[Records from a data source]
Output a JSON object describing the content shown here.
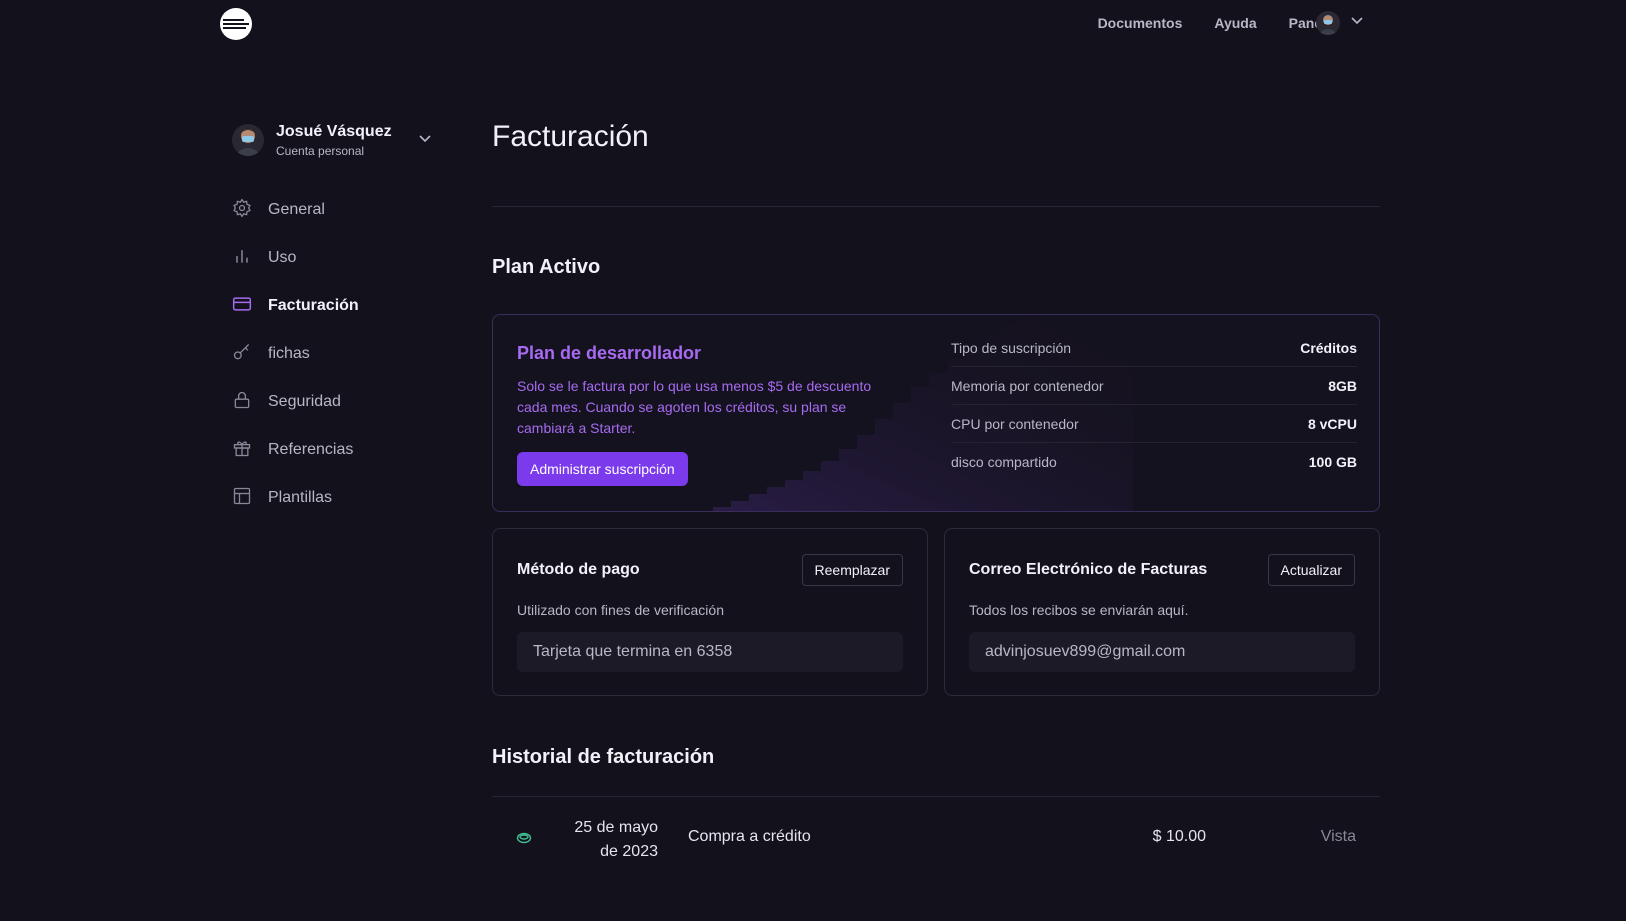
{
  "topnav": {
    "docs": "Documentos",
    "help": "Ayuda",
    "panel": "Panel"
  },
  "account": {
    "name": "Josué Vásquez",
    "type": "Cuenta personal"
  },
  "sidebar": {
    "items": [
      {
        "label": "General",
        "icon": "gear-icon"
      },
      {
        "label": "Uso",
        "icon": "bar-chart-icon"
      },
      {
        "label": "Facturación",
        "icon": "credit-card-icon",
        "active": true
      },
      {
        "label": "fichas",
        "icon": "key-icon"
      },
      {
        "label": "Seguridad",
        "icon": "lock-icon"
      },
      {
        "label": "Referencias",
        "icon": "gift-icon"
      },
      {
        "label": "Plantillas",
        "icon": "template-icon"
      }
    ]
  },
  "page": {
    "title": "Facturación"
  },
  "plan": {
    "section_title": "Plan Activo",
    "name": "Plan de desarrollador",
    "description": "Solo se le factura por lo que usa menos $5 de descuento cada mes. Cuando se agoten los créditos, su plan se cambiará a Starter.",
    "manage_button": "Administrar suscripción",
    "specs": [
      {
        "label": "Tipo de suscripción",
        "value": "Créditos"
      },
      {
        "label": "Memoria por contenedor",
        "value": "8GB"
      },
      {
        "label": "CPU por contenedor",
        "value": "8 vCPU"
      },
      {
        "label": "disco compartido",
        "value": "100 GB"
      }
    ]
  },
  "payment": {
    "title": "Método de pago",
    "button": "Reemplazar",
    "subtitle": "Utilizado con fines de verificación",
    "value": "Tarjeta que termina en 6358"
  },
  "invoice_email": {
    "title": "Correo Electrónico de Facturas",
    "button": "Actualizar",
    "subtitle": "Todos los recibos se enviarán aquí.",
    "value": "advinjosuev899@gmail.com"
  },
  "history": {
    "section_title": "Historial de facturación",
    "rows": [
      {
        "date_line1": "25 de mayo",
        "date_line2": "de 2023",
        "description": "Compra a crédito",
        "amount": "$ 10.00",
        "action": "Vista",
        "icon": "coin-icon"
      }
    ]
  },
  "colors": {
    "background": "#13111c",
    "accent": "#7c3aed",
    "accent_text": "#a66bf0",
    "success": "#3fbf8f"
  }
}
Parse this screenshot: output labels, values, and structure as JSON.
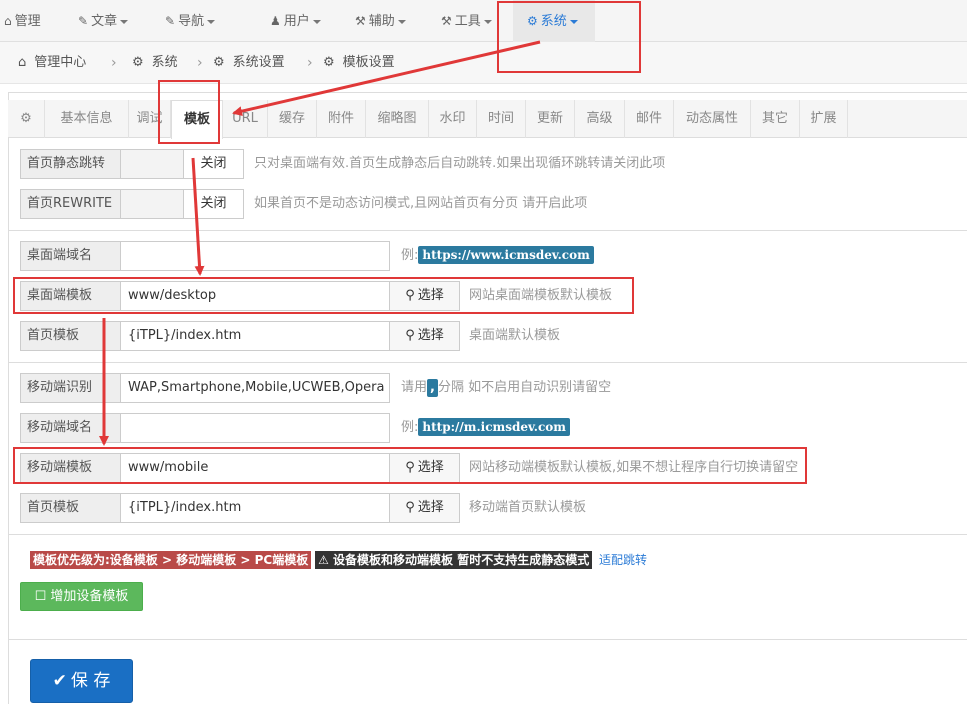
{
  "topnav": {
    "items": [
      {
        "label": "管理",
        "icon": "home-icon"
      },
      {
        "label": "文章",
        "icon": "edit-icon"
      },
      {
        "label": "导航",
        "icon": "edit-icon"
      },
      {
        "label": "用户",
        "icon": "user-icon"
      },
      {
        "label": "辅助",
        "icon": "gavel-icon"
      },
      {
        "label": "工具",
        "icon": "gavel-icon"
      },
      {
        "label": "系统",
        "icon": "gear-icon"
      }
    ]
  },
  "breadcrumb": {
    "items": [
      "管理中心",
      "系统",
      "系统设置",
      "模板设置"
    ]
  },
  "tabs": [
    "基本信息",
    "调试",
    "模板",
    "URL",
    "缓存",
    "附件",
    "缩略图",
    "水印",
    "时间",
    "更新",
    "高级",
    "邮件",
    "动态属性",
    "其它",
    "扩展"
  ],
  "form": {
    "static_jump": {
      "label": "首页静态跳转",
      "toggle": "关闭",
      "hint": "只对桌面端有效.首页生成静态后自动跳转.如果出现循环跳转请关闭此项"
    },
    "rewrite": {
      "label": "首页REWRITE",
      "toggle": "关闭",
      "hint": "如果首页不是动态访问模式,且网站首页有分页 请开启此项"
    },
    "desktop_domain": {
      "label": "桌面端域名",
      "value": "",
      "hint_prefix": "例:",
      "hint_badge": "https://www.icmsdev.com"
    },
    "desktop_template": {
      "label": "桌面端模板",
      "value": "www/desktop",
      "button": "选择",
      "hint": "网站桌面端模板默认模板"
    },
    "desktop_index": {
      "label": "首页模板",
      "value": "{iTPL}/index.htm",
      "button": "选择",
      "hint": "桌面端默认模板"
    },
    "mobile_ua": {
      "label": "移动端识别",
      "value": "WAP,Smartphone,Mobile,UCWEB,Opera M",
      "hint_prefix": "请用",
      "hint_badge": ",",
      "hint_suffix": "分隔 如不启用自动识别请留空"
    },
    "mobile_domain": {
      "label": "移动端域名",
      "value": "",
      "hint_prefix": "例:",
      "hint_badge": "http://m.icmsdev.com"
    },
    "mobile_template": {
      "label": "移动端模板",
      "value": "www/mobile",
      "button": "选择",
      "hint": "网站移动端模板默认模板,如果不想让程序自行切换请留空"
    },
    "mobile_index": {
      "label": "首页模板",
      "value": "{iTPL}/index.htm",
      "button": "选择",
      "hint": "移动端首页默认模板"
    }
  },
  "notes": {
    "priority": "模板优先级为:设备模板 > 移动端模板 > PC端模板",
    "warning": "设备模板和移动端模板 暂时不支持生成静态模式",
    "link": "适配跳转"
  },
  "buttons": {
    "add_device": "增加设备模板",
    "save": "保 存"
  },
  "colors": {
    "accent": "#2b7bd6",
    "annotation": "#e03838",
    "save": "#1a6fc4",
    "add": "#5cb85c"
  }
}
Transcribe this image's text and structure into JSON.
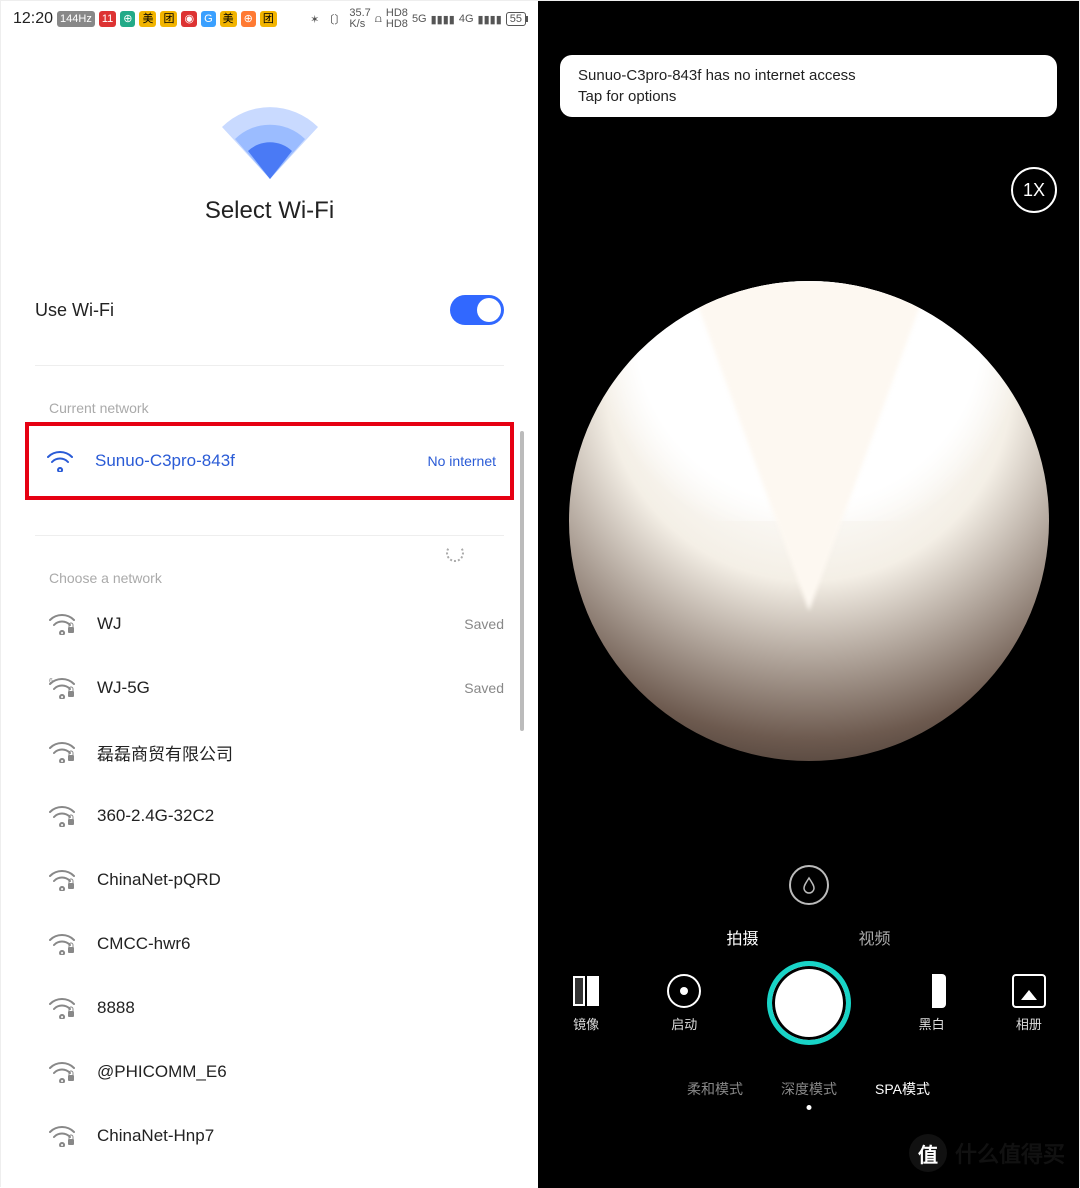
{
  "status_bar": {
    "time": "12:20",
    "fps_badge": "144Hz",
    "icons": [
      "11",
      "⊕",
      "美团",
      "微博",
      "⊕",
      "美团",
      "⊕",
      "美团"
    ],
    "bt": "✻",
    "vibrate": "〔〕",
    "speed": "35.7\nK/s",
    "wifi": "⩍",
    "hd": "HD8\nHD8",
    "sig1": "5G",
    "sig2": "4G",
    "battery": "55"
  },
  "left": {
    "title": "Select Wi-Fi",
    "use_label": "Use Wi-Fi",
    "toggle_on": true,
    "section_current": "Current network",
    "current": {
      "name": "Sunuo-C3pro-843f",
      "status": "No internet"
    },
    "section_choose": "Choose a network",
    "networks": [
      {
        "name": "WJ",
        "status": "Saved",
        "lock": true
      },
      {
        "name": "WJ-5G",
        "status": "Saved",
        "lock": true,
        "band": "6"
      },
      {
        "name": "磊磊商贸有限公司",
        "status": "",
        "lock": true
      },
      {
        "name": "360-2.4G-32C2",
        "status": "",
        "lock": true
      },
      {
        "name": "ChinaNet-pQRD",
        "status": "",
        "lock": true
      },
      {
        "name": "CMCC-hwr6",
        "status": "",
        "lock": true
      },
      {
        "name": "8888",
        "status": "",
        "lock": true
      },
      {
        "name": "@PHICOMM_E6",
        "status": "",
        "lock": true
      },
      {
        "name": "ChinaNet-Hnp7",
        "status": "",
        "lock": true
      }
    ]
  },
  "right": {
    "toast_line1": "Sunuo-C3pro-843f has no internet access",
    "toast_line2": "Tap for options",
    "zoom": "1X",
    "tabs": {
      "photo": "拍摄",
      "video": "视频"
    },
    "controls": {
      "mirror": "镜像",
      "start": "启动",
      "bw": "黑白",
      "album": "相册"
    },
    "modes": {
      "soft": "柔和模式",
      "deep": "深度模式",
      "spa": "SPA模式"
    }
  },
  "watermark": "什么值得买",
  "watermark_badge": "值"
}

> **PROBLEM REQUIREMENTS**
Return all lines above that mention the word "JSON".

> **SOLUTION TO THE EXERCISE**
Output a JSON object describing the content shown here.
Parse this screenshot: output labels, values, and structure as JSON.
Transcribe this image's text and structure into JSON.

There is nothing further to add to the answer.